A July 1, 2008 FDA notification highlighted the fact that Infuse had been approved by the agency in 2002 for use in fusing damaged vertebrae in the lower spine; Infuse was not approved for use on the upper, or cervical, spine.
New York, NY (PRWEB) October 03, 2013
Parker Waichman LLP, a national law firm dedicated to protecting the rights of victims injured by defective medical devices, working with Lanier Law Firm, based in Houston, Texas; Neblett, Beard & Arsenault, in Alexandria, La.; The Drakulich Firm, APLC, in San Diego, Cal.; and Holland, Groves, Schneller & Stolze LLO, in St. Louis, Mo., on Oct. 1 filed with the 22nd Circuit Court in St. Louis, Missouri, a Complaint that names 98 Plaintiffs in a lawsuit against Defendants Medtronic Inc., Medtronic Sofamor Danek USA, Inc. and 100 John Does, or those whose name is not yet known (Lucas Gayer et al v. Medtronic Inc., et al, Case No. 1322-CC09531). The lawsuit is in response to the device maker’s alleged long history of supporting and promoting off-label uses (meaning uses not approved by the U.S. Food and Drug Administration (FDA)) for its Infuse bone graft product.
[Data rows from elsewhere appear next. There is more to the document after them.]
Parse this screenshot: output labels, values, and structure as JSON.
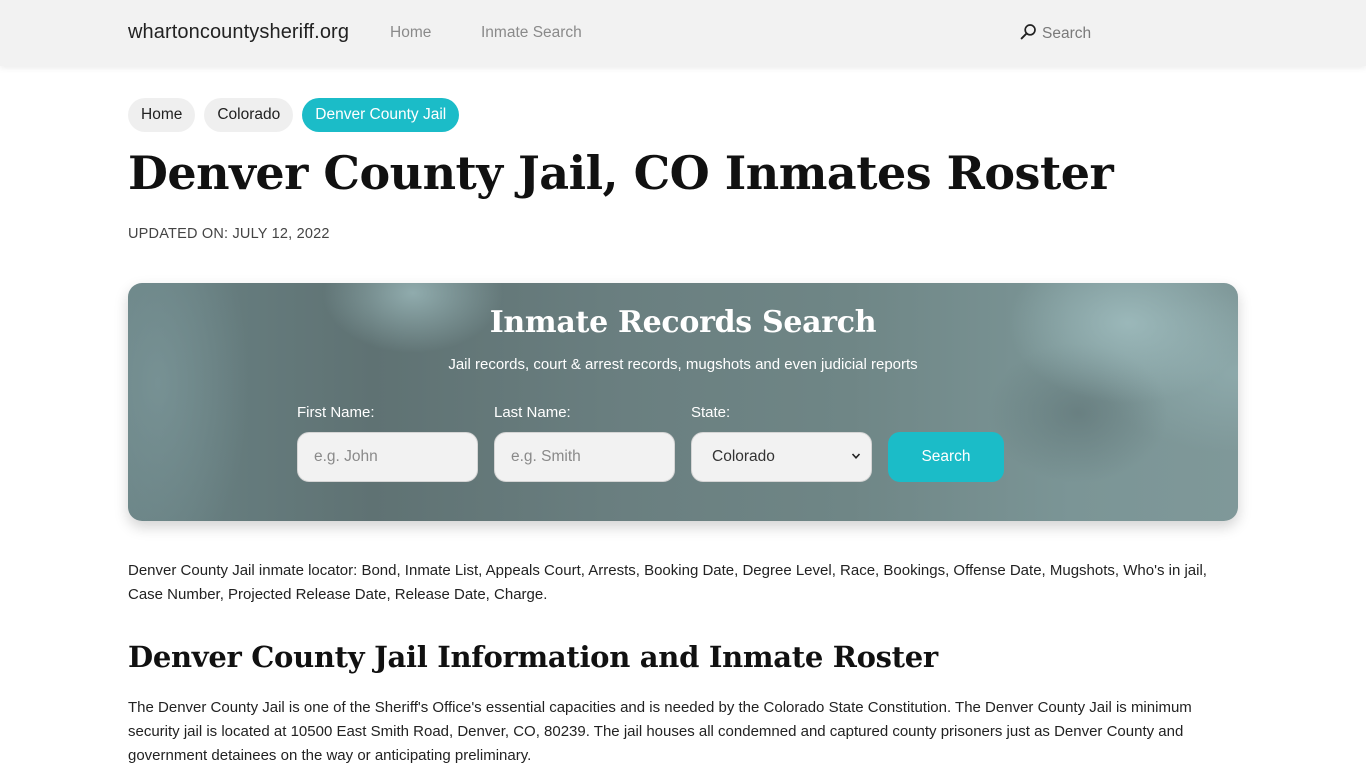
{
  "navbar": {
    "brand": "whartoncountysheriff.org",
    "links": [
      {
        "label": "Home"
      },
      {
        "label": "Inmate Search"
      }
    ],
    "search_label": "Search",
    "search_icon": "search-icon"
  },
  "breadcrumb": [
    {
      "label": "Home",
      "active": false
    },
    {
      "label": "Colorado",
      "active": false
    },
    {
      "label": "Denver County Jail",
      "active": true
    }
  ],
  "page": {
    "title": "Denver County Jail, CO Inmates Roster",
    "updated": "UPDATED ON: JULY 12, 2022"
  },
  "search_panel": {
    "title": "Inmate Records Search",
    "subtitle": "Jail records, court & arrest records, mugshots and even judicial reports",
    "first_name": {
      "label": "First Name:",
      "placeholder": "e.g. John",
      "value": ""
    },
    "last_name": {
      "label": "Last Name:",
      "placeholder": "e.g. Smith",
      "value": ""
    },
    "state": {
      "label": "State:",
      "selected": "Colorado"
    },
    "button_label": "Search"
  },
  "content": {
    "intro": "Denver County Jail inmate locator: Bond, Inmate List, Appeals Court, Arrests, Booking Date, Degree Level, Race, Bookings, Offense Date, Mugshots, Who's in jail, Case Number, Projected Release Date, Release Date, Charge.",
    "section_heading": "Denver County Jail Information and Inmate Roster",
    "section_body": "The Denver County Jail is one of the Sheriff's Office's essential capacities and is needed by the Colorado State Constitution. The Denver County Jail is minimum security jail is located at 10500 East Smith Road, Denver, CO, 80239. The jail houses all condemned and captured county prisoners just as Denver County and government detainees on the way or anticipating preliminary."
  },
  "colors": {
    "accent": "#1bbcc8",
    "navbar_bg": "#f2f2f2",
    "panel_base": "#6a8385"
  }
}
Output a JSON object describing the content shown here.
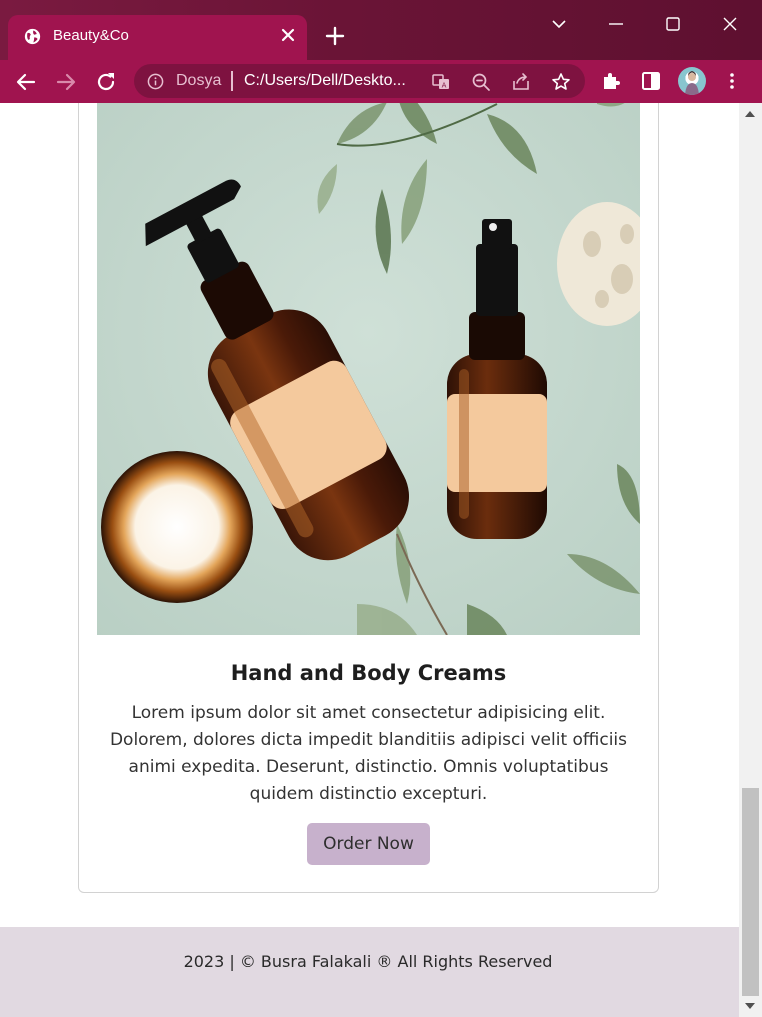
{
  "browser": {
    "tab_title": "Beauty&Co",
    "url_scheme_label": "Dosya",
    "url": "C:/Users/Dell/Deskto...",
    "accent_color": "#a0144f",
    "icons": [
      "globe-icon",
      "close-icon",
      "plus-icon",
      "chevron-down-icon",
      "minimize-icon",
      "maximize-icon",
      "window-close-icon",
      "back-icon",
      "forward-icon",
      "reload-icon",
      "info-icon",
      "translate-icon",
      "zoom-icon",
      "share-icon",
      "star-icon",
      "extensions-icon",
      "side-panel-icon",
      "avatar",
      "more-icon"
    ]
  },
  "product": {
    "title": "Hand and Body Creams",
    "description": "Lorem ipsum dolor sit amet consectetur adipisicing elit. Dolorem, dolores dicta impedit blanditiis adipisci velit officiis animi expedita. Deserunt, distinctio. Omnis voluptatibus quidem distinctio excepturi.",
    "button_label": "Order Now",
    "button_color": "#c7b1cc"
  },
  "footer": {
    "text": "2023 | © Busra Falakali ® All Rights Reserved",
    "background": "#e1d9e1"
  }
}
According to a Sept. 22, 2010 Medtronic post on the company’s website, Infuse is positioned as a way to reduce the pain and complications associated with treating degenerative disc disease (DDD) by eliminating the need for a second surgery to harvest bone from a patient's hip for transplantation to the spine. The Infuse Bone Graft consists of a solution to stimulate bone formation; it contains rhBMP-2 (recombinant human Bone Morphogenetic Protein-2) soaked into an absorbable collagen sponge designed to dissipate. The solution-soaked sponge goes inside the LT-Cage, which is designed to stabilize the spine during fusion.
According to the Complaint, the Plaintiffs incurred serious and permanent damages allegedly as a result of the “off-label” use of the Infuse Bone Graft and LT-Cage device. A July 1, 2008 U.S. Food and Drug Administration (FDA) notification highlighted the fact that Infuse had been approved by the agency in 2002 for use in fusing damaged vertebrae in the lower spine; Infuse was not approved for use on the upper, or cervical, spine, where it would, in fact, become widely used, according to an Oct. 25, 2012, Bloomberg Businessweek report. The July 1 FDA notification warned that, when used in cervical spinal fusions, the Infuse Bone Graft had been associated with serious complications – including excessive swelling in the neck, compressed airways, difficulty breathing, problems swallowing and nerve damage.
The Complaint further alleges that, in order to tap into the potential of the upper-back market, Medtronic “devised a well-financed and extensive scheme to promote and market Infuse for non-approved, off-label uses,” that would make use of “fraudulent pretenses, representations and concealments of material facts.” The Complaint refers to articles in the June 2011 issue of The Spine Journal which alleged that Medtronic-paid researchers had failed to report serious potential complications stemming from use of Infuse bone graft products in spinal surgery. The Spine Journal articles also alleged that these researchers were paid hundreds of millions of dollars by Medtronic and that these payments were never disclosed to the public until much later.
The Oct. 25, 2012, Bloomberg Businessweek report revealed that the U.S. Senate Finance Committee had also found problems with most of the initial Medtronic-supported Infuse research used to promote the product. The article alleged that doctors and researchers who authored at least 11 medical journal reports about Infuse were paid approximately $210 million in royalties and consulting fees. Senate investigators also charged that Medtronic deliberately manipulated studies to mitigate any adverse reactions to Infuse side effects, as well as to promote off-label use.
Medtronic approached Yale University researchers after The Spine Journal issue devoted to Infuse was released. Published on June 18, 2013, in the medical journal Annals of Internal Medicine, the two studies* offered several key findings, namely that there is no difference between using Infuse and a traditional bone graft; that the initial Medtronic Infuse research was biased, and that there is a small, increased risk of developing cancer or, in men, retrograde ejaculation, a cause of male infertility.
Parker Waichman LLP is currently offering free legal consultations to victims of injuries allegedly caused by Medtronic Infuse Bone Graft. If you or a loved one suffered a serious complication or injury after receiving Medtronic Infuse, please contact their office by visiting the firm's Medtronic Infuse injury page at yourlawyer.com. Free case evaluations are also available by calling 1-800-LAW-INFO (1-800-529-4636).
Parker Waichman LLP
Gary Falkowitz, Managing Attorney